February 20th, 2014
Episode 357 of 552 episodes
Social Darwinism was the idea that Charles Darwin's theory about evolution, as set out in his masterpiece On the Origin of Species in 1859, could also be applied to human society. One thinker particularly associated with this movement was Herbert Spencer, who argued that competition among humans was beneficial, because it ensured that only the healthiest and most intelligent individuals would succeed. Social Darwinism remained influential for several decades, although its connection with eugenics and adoption as an ideological position by Fascist regimes ensured its eventual downfall from intellectual respectability.

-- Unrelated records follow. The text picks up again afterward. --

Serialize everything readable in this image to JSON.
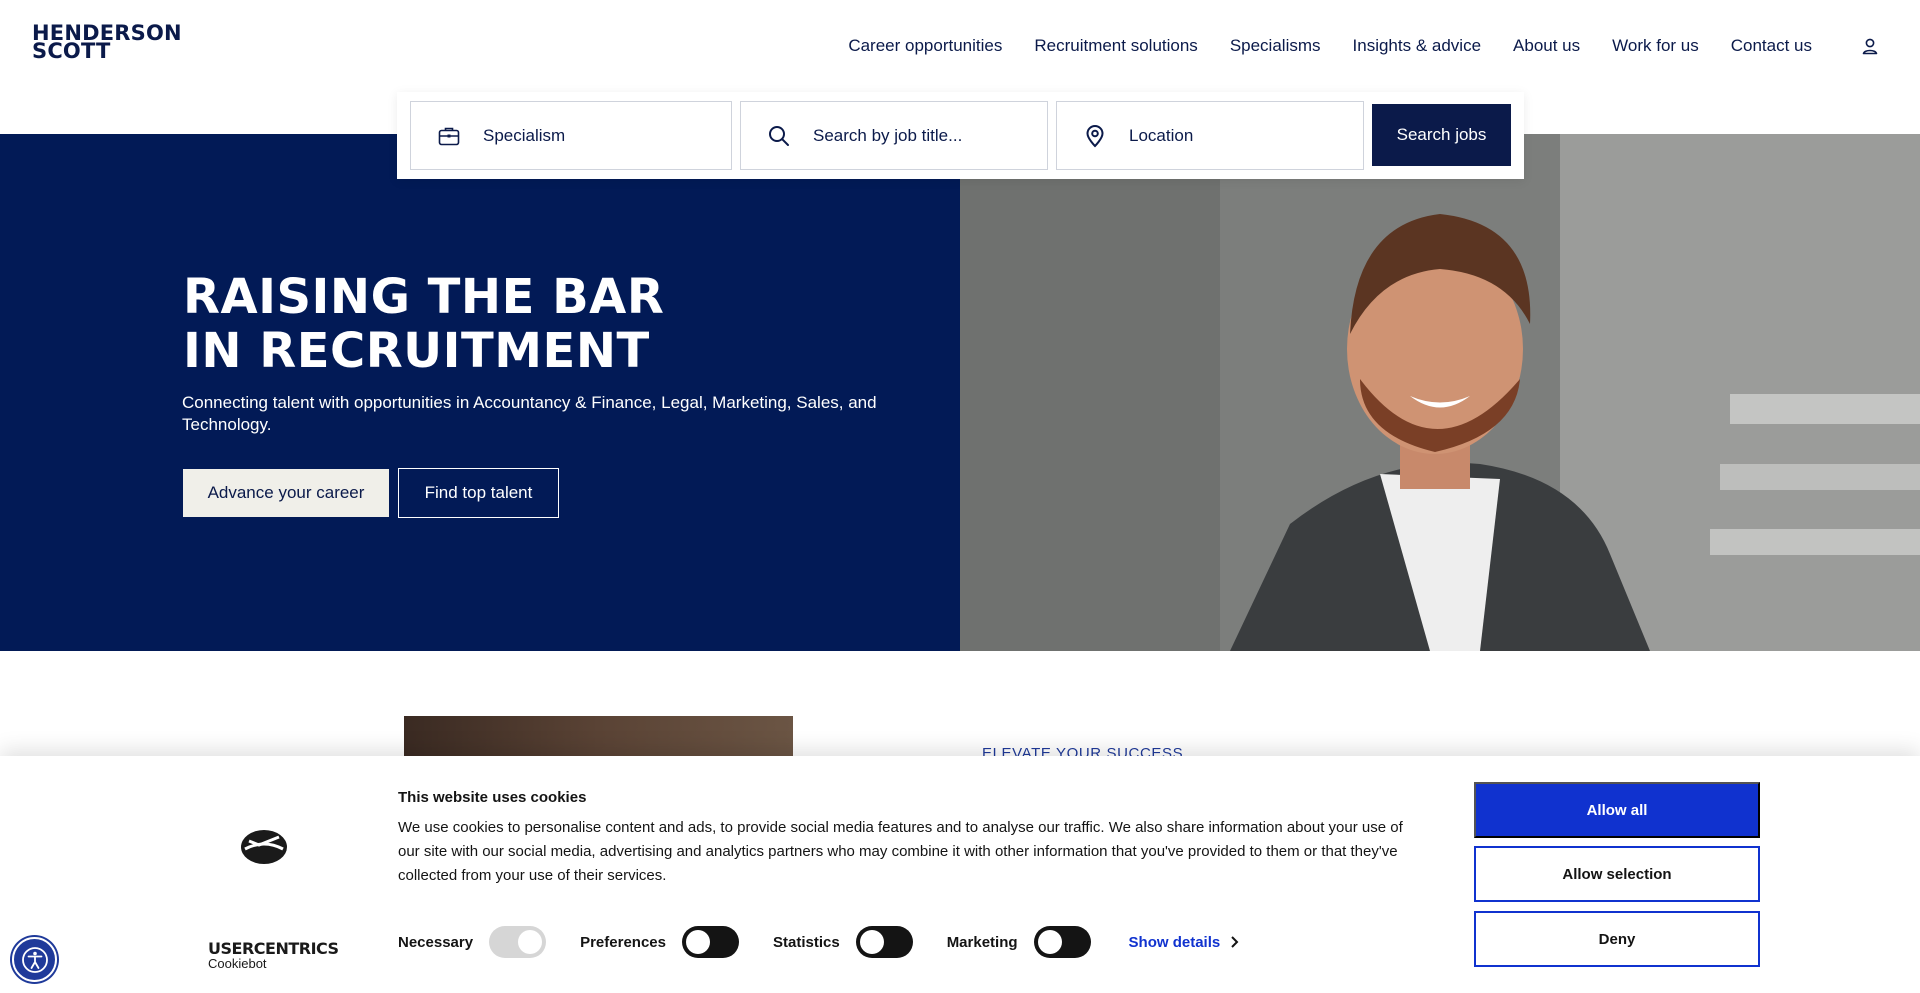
{
  "brand": {
    "line1": "HENDERSON",
    "line2": "SCOTT"
  },
  "nav": {
    "items": [
      {
        "label": "Career opportunities"
      },
      {
        "label": "Recruitment solutions"
      },
      {
        "label": "Specialisms"
      },
      {
        "label": "Insights & advice"
      },
      {
        "label": "About us"
      },
      {
        "label": "Work for us"
      },
      {
        "label": "Contact us"
      }
    ],
    "account_icon": "user-icon"
  },
  "search": {
    "specialism_label": "Specialism",
    "job_placeholder": "Search by job title...",
    "location_placeholder": "Location",
    "submit_label": "Search jobs"
  },
  "hero": {
    "title_line1": "RAISING THE BAR",
    "title_line2": "IN RECRUITMENT",
    "subtitle": "Connecting talent with opportunities in Accountancy & Finance, Legal, Marketing, Sales, and Technology.",
    "primary_cta": "Advance your career",
    "secondary_cta": "Find top talent"
  },
  "section": {
    "eyebrow": "ELEVATE YOUR SUCCESS"
  },
  "cookie": {
    "title": "This website uses cookies",
    "text": "We use cookies to personalise content and ads, to provide social media features and to analyse our traffic. We also share information about your use of our site with our social media, advertising and analytics partners who may combine it with other information that you've provided to them or that they've collected from your use of their services.",
    "brand": "USERCENTRICS",
    "brand_sub": "Cookiebot",
    "toggles": [
      {
        "label": "Necessary"
      },
      {
        "label": "Preferences"
      },
      {
        "label": "Statistics"
      },
      {
        "label": "Marketing"
      }
    ],
    "show_details": "Show details",
    "allow_all": "Allow all",
    "allow_selection": "Allow selection",
    "deny": "Deny"
  },
  "colors": {
    "navy": "#021a56",
    "cookie_blue": "#1032cf"
  }
}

Melvyn Bragg is joined by Adam Kuper, Centennial Professor of Anthropology at the LSE, University of London; Gregory Radick, Professor of History and Philosophy of Science at the University of Leeds and Charlotte Sleigh, Reader in the History of Science at the University of Kent.